"There" said Quarrian. "Your little boy has seen the kangaroo, and wants some. The kangaroo must be here somewhere."

"Oh, no. He cries for anything that he thinks of, some days for kangaroo; he is only a little boy, and does not know what he wants" said old Gwineeboo.

The child kept saying, "Gwineeboo. Gwineeboo. I want kangaroo. I want kangaroo."

Goomai was so angry with little Gwineeboo for keeping on asking for kangaroo, and thereby making the young men suspicious, that Goomai hit him so hard on the mouth to keep him quiet, that the blood came, and trickled down his breast, staining it red.

When she saw this, old Gwineeboo grew angry in her turn, and hit old Goomai, who returned the blow, and a fight began, more words than blows, so the noise was great, the women fighting, little Gwineeboo crying, not quite knowing whether he was crying because Goomai had hit him, because his mother was fighting, or because he still wanted kangaroo.


Quarrian said to Gidgereegah. "They have the kangaroo somewhere hidden, let us slip away now in the confusion. We will hide, and then come back in a little while to surprise them."

Quarrian and Gidgereegah went quietly away. As soon as the two women noticed that Quarrian and Gidgereegah had gone, they ceased fighting, and determined to cook the kangaroo.

Gwineeboo and Goomai watched the two young men out of sight, and waited some time, to be sure that they were safe. Gwineeboo and Goomai hurried down to get the kangaroo.

Gwineeboo and Goomai dragged the kangaroo out, and were just making a big fire on which to cook the kangaroo, when Quarrian and Gidgereegah returned, saying: "Ah! We thought so. You had our kangaroo all the time; little Gwineeboo was right."

"We killed the kangaroo" said the women.


"We hunted the kangaroo here" said the men, and so saying caught hold of the kangaroo and dragged it away to some distance, where they made a fire and cooked it.

Goomai, Gwineeboo, and her little boy went over to Quarrian and Gidgereegah, and begged for some of the meat, but the young men would give them none, even though little Gwineeboo cried piteously for some kangaroo meat.

Quarrian and Gidgereegah said they would rather throw what they did not want to the hawks than give it to the women or child. At last, seeing that there was no hope of their getting any, the women went away.

Gwineeboo and Goomai built a big dardurr (bark humpy, or shed) for themselves, shutting themselves and the little boy up in it. Then Gwineeboo and Goomai began singing a song which was to invoke a storm to destroy their enemies, Quarrian and Gidgereegah.


For some time Gwineeboo and Goomai chanted, "Moogaray (hailstones), Moogaray, May (wind), May, Eehu (rain), Eehu, Doongarah (lightning)."

Gwineeboo and Goomai would begin very slowly and softly, gradually getting quicker and louder, until at length they almost shrieked it out.
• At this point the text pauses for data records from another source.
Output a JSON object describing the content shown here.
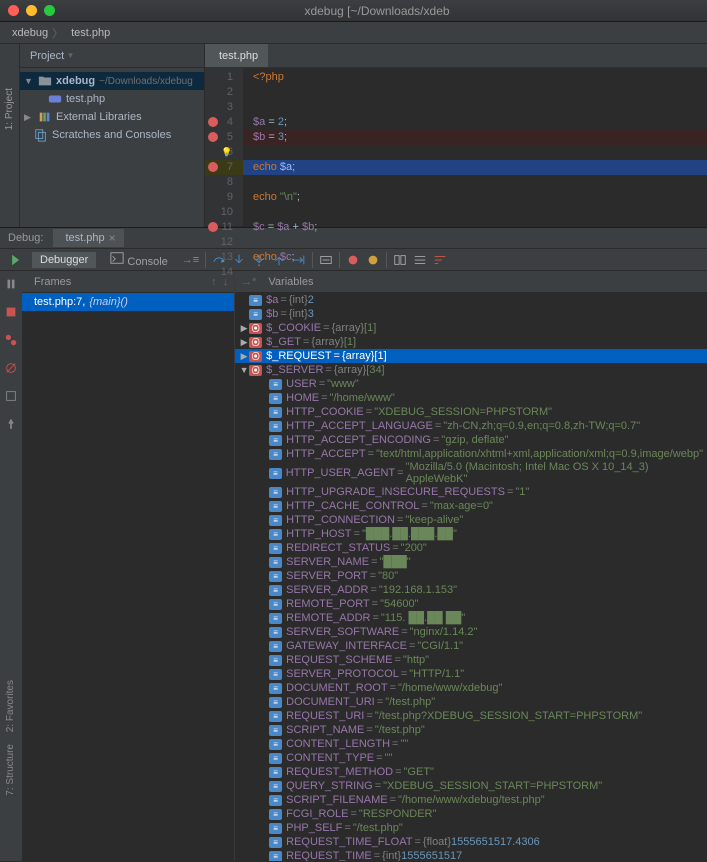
{
  "window_title": "xdebug [~/Downloads/xdeb",
  "breadcrumb": {
    "project": "xdebug",
    "file": "test.php"
  },
  "project_tool": {
    "label": "Project",
    "root": "xdebug",
    "root_path": "~/Downloads/xdebug",
    "file": "test.php",
    "ext_lib": "External Libraries",
    "scratches": "Scratches and Consoles"
  },
  "left_tab": "1: Project",
  "editor": {
    "tab": "test.php",
    "lines": [
      {
        "n": 1,
        "html": "<span class='kw'>&lt;?php</span>"
      },
      {
        "n": 2,
        "html": ""
      },
      {
        "n": 3,
        "html": ""
      },
      {
        "n": 4,
        "html": "<span class='var'>$a</span> <span class='op'>=</span> <span class='num'>2</span>;",
        "bp": true
      },
      {
        "n": 5,
        "html": "<span class='var'>$b</span> <span class='op'>=</span> <span class='num'>3</span>;",
        "bp": true,
        "err": true
      },
      {
        "n": 6,
        "html": "",
        "bulb": true
      },
      {
        "n": 7,
        "html": "<span class='kw'>echo</span> <span class='sel-var'>$a</span>;",
        "bp": true,
        "cur": true
      },
      {
        "n": 8,
        "html": ""
      },
      {
        "n": 9,
        "html": "<span class='kw'>echo</span> <span class='str'>\"\\n\"</span>;"
      },
      {
        "n": 10,
        "html": ""
      },
      {
        "n": 11,
        "html": "<span class='var'>$c</span> <span class='op'>=</span> <span class='var'>$a</span> <span class='op'>+</span> <span class='var'>$b</span>;",
        "bp": true
      },
      {
        "n": 12,
        "html": ""
      },
      {
        "n": 13,
        "html": "<span class='kw'>echo</span> <span class='var'>$c</span>;"
      },
      {
        "n": 14,
        "html": ""
      }
    ]
  },
  "debug": {
    "label": "Debug:",
    "session": "test.php",
    "debugger_tab": "Debugger",
    "console_tab": "Console",
    "frames_label": "Frames",
    "variables_label": "Variables",
    "frame_text": "test.php:7,",
    "frame_fn": " {main}()",
    "vars": [
      {
        "lvl": 0,
        "chip": "s",
        "name": "$a",
        "type": "{int}",
        "val": "2",
        "valn": true
      },
      {
        "lvl": 0,
        "chip": "s",
        "name": "$b",
        "type": "{int}",
        "val": "3",
        "valn": true
      },
      {
        "lvl": 0,
        "chip": "o",
        "arw": "▶",
        "name": "$_COOKIE",
        "type": "{array}",
        "val": "[1]"
      },
      {
        "lvl": 0,
        "chip": "o",
        "arw": "▶",
        "name": "$_GET",
        "type": "{array}",
        "val": "[1]"
      },
      {
        "lvl": 0,
        "chip": "o",
        "arw": "▶",
        "name": "$_REQUEST",
        "type": "{array}",
        "val": "[1]",
        "sel": true
      },
      {
        "lvl": 0,
        "chip": "o",
        "arw": "▼",
        "name": "$_SERVER",
        "type": "{array}",
        "val": "[34]"
      },
      {
        "lvl": 1,
        "chip": "s",
        "name": "USER",
        "val": "\"www\""
      },
      {
        "lvl": 1,
        "chip": "s",
        "name": "HOME",
        "val": "\"/home/www\""
      },
      {
        "lvl": 1,
        "chip": "s",
        "name": "HTTP_COOKIE",
        "val": "\"XDEBUG_SESSION=PHPSTORM\""
      },
      {
        "lvl": 1,
        "chip": "s",
        "name": "HTTP_ACCEPT_LANGUAGE",
        "val": "\"zh-CN,zh;q=0.9,en;q=0.8,zh-TW;q=0.7\""
      },
      {
        "lvl": 1,
        "chip": "s",
        "name": "HTTP_ACCEPT_ENCODING",
        "val": "\"gzip, deflate\""
      },
      {
        "lvl": 1,
        "chip": "s",
        "name": "HTTP_ACCEPT",
        "val": "\"text/html,application/xhtml+xml,application/xml;q=0.9,image/webp\""
      },
      {
        "lvl": 1,
        "chip": "s",
        "name": "HTTP_USER_AGENT",
        "val": "\"Mozilla/5.0 (Macintosh; Intel Mac OS X 10_14_3) AppleWebK\""
      },
      {
        "lvl": 1,
        "chip": "s",
        "name": "HTTP_UPGRADE_INSECURE_REQUESTS",
        "val": "\"1\""
      },
      {
        "lvl": 1,
        "chip": "s",
        "name": "HTTP_CACHE_CONTROL",
        "val": "\"max-age=0\""
      },
      {
        "lvl": 1,
        "chip": "s",
        "name": "HTTP_CONNECTION",
        "val": "\"keep-alive\""
      },
      {
        "lvl": 1,
        "chip": "s",
        "name": "HTTP_HOST",
        "val": "\"███.██.███.██\""
      },
      {
        "lvl": 1,
        "chip": "s",
        "name": "REDIRECT_STATUS",
        "val": "\"200\""
      },
      {
        "lvl": 1,
        "chip": "s",
        "name": "SERVER_NAME",
        "val": "\"███\""
      },
      {
        "lvl": 1,
        "chip": "s",
        "name": "SERVER_PORT",
        "val": "\"80\""
      },
      {
        "lvl": 1,
        "chip": "s",
        "name": "SERVER_ADDR",
        "val": "\"192.168.1.153\""
      },
      {
        "lvl": 1,
        "chip": "s",
        "name": "REMOTE_PORT",
        "val": "\"54600\""
      },
      {
        "lvl": 1,
        "chip": "s",
        "name": "REMOTE_ADDR",
        "val": "\"115.   ██.██    ██\""
      },
      {
        "lvl": 1,
        "chip": "s",
        "name": "SERVER_SOFTWARE",
        "val": "\"nginx/1.14.2\""
      },
      {
        "lvl": 1,
        "chip": "s",
        "name": "GATEWAY_INTERFACE",
        "val": "\"CGI/1.1\""
      },
      {
        "lvl": 1,
        "chip": "s",
        "name": "REQUEST_SCHEME",
        "val": "\"http\""
      },
      {
        "lvl": 1,
        "chip": "s",
        "name": "SERVER_PROTOCOL",
        "val": "\"HTTP/1.1\""
      },
      {
        "lvl": 1,
        "chip": "s",
        "name": "DOCUMENT_ROOT",
        "val": "\"/home/www/xdebug\""
      },
      {
        "lvl": 1,
        "chip": "s",
        "name": "DOCUMENT_URI",
        "val": "\"/test.php\""
      },
      {
        "lvl": 1,
        "chip": "s",
        "name": "REQUEST_URI",
        "val": "\"/test.php?XDEBUG_SESSION_START=PHPSTORM\""
      },
      {
        "lvl": 1,
        "chip": "s",
        "name": "SCRIPT_NAME",
        "val": "\"/test.php\""
      },
      {
        "lvl": 1,
        "chip": "s",
        "name": "CONTENT_LENGTH",
        "val": "\"\""
      },
      {
        "lvl": 1,
        "chip": "s",
        "name": "CONTENT_TYPE",
        "val": "\"\""
      },
      {
        "lvl": 1,
        "chip": "s",
        "name": "REQUEST_METHOD",
        "val": "\"GET\""
      },
      {
        "lvl": 1,
        "chip": "s",
        "name": "QUERY_STRING",
        "val": "\"XDEBUG_SESSION_START=PHPSTORM\""
      },
      {
        "lvl": 1,
        "chip": "s",
        "name": "SCRIPT_FILENAME",
        "val": "\"/home/www/xdebug/test.php\""
      },
      {
        "lvl": 1,
        "chip": "s",
        "name": "FCGI_ROLE",
        "val": "\"RESPONDER\""
      },
      {
        "lvl": 1,
        "chip": "s",
        "name": "PHP_SELF",
        "val": "\"/test.php\""
      },
      {
        "lvl": 1,
        "chip": "s",
        "name": "REQUEST_TIME_FLOAT",
        "type": "{float}",
        "val": "1555651517.4306",
        "valn": true
      },
      {
        "lvl": 1,
        "chip": "s",
        "name": "REQUEST_TIME",
        "type": "{int}",
        "val": "1555651517",
        "valn": true
      }
    ]
  },
  "side_tabs": {
    "fav": "2: Favorites",
    "struct": "7: Structure"
  }
}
The words they said meant, "Come hailstones; come wind; come rain; come lightning."

While they were chanting, little Gwineeboo kept crying, and would not be comforted. Soon came a few big drops of rain, then a big wind, and as that lulled, more rain. Then came thunder and lightning, the air grew bitterly cold, and there came a pitiless hailstorm, hailstones bigger than a duck's egg fell, cutting the leaves from the trees and bruising their bark. Gidgereegah and Quarrian came running over to the dardurr and begged the women to let them in.

"No" shrieked Gwineeboo above the storm, "There was no kangaroo meat for us: there is no dardurr shelter for you. Ask shelter of the hawks whom ye fed."

  Gidgereegah and Quarrian begged to be let in, said they would hunt again and get kangaroo for the women, not one but many. "No" shrieked the women. "You would not even listen to the crying of a little child, it is better such as you should perish."

The storm fiercer raged and the women sang louder "Moogaray, Moogaray, May, May, Eehu, Eehu, Doongarah."

So long and so fierce was the storm that Gidgereegah and Quarrian must have perished had they not been changed into birds. First they were changed into birds and afterwards into stars in the sky, where they now are, Gidgereegah and Quarrian with the kangaroo between them, still bearing the names that they bore on the earth.


Collected in 1897 by Mrs. K. Langloh Parker.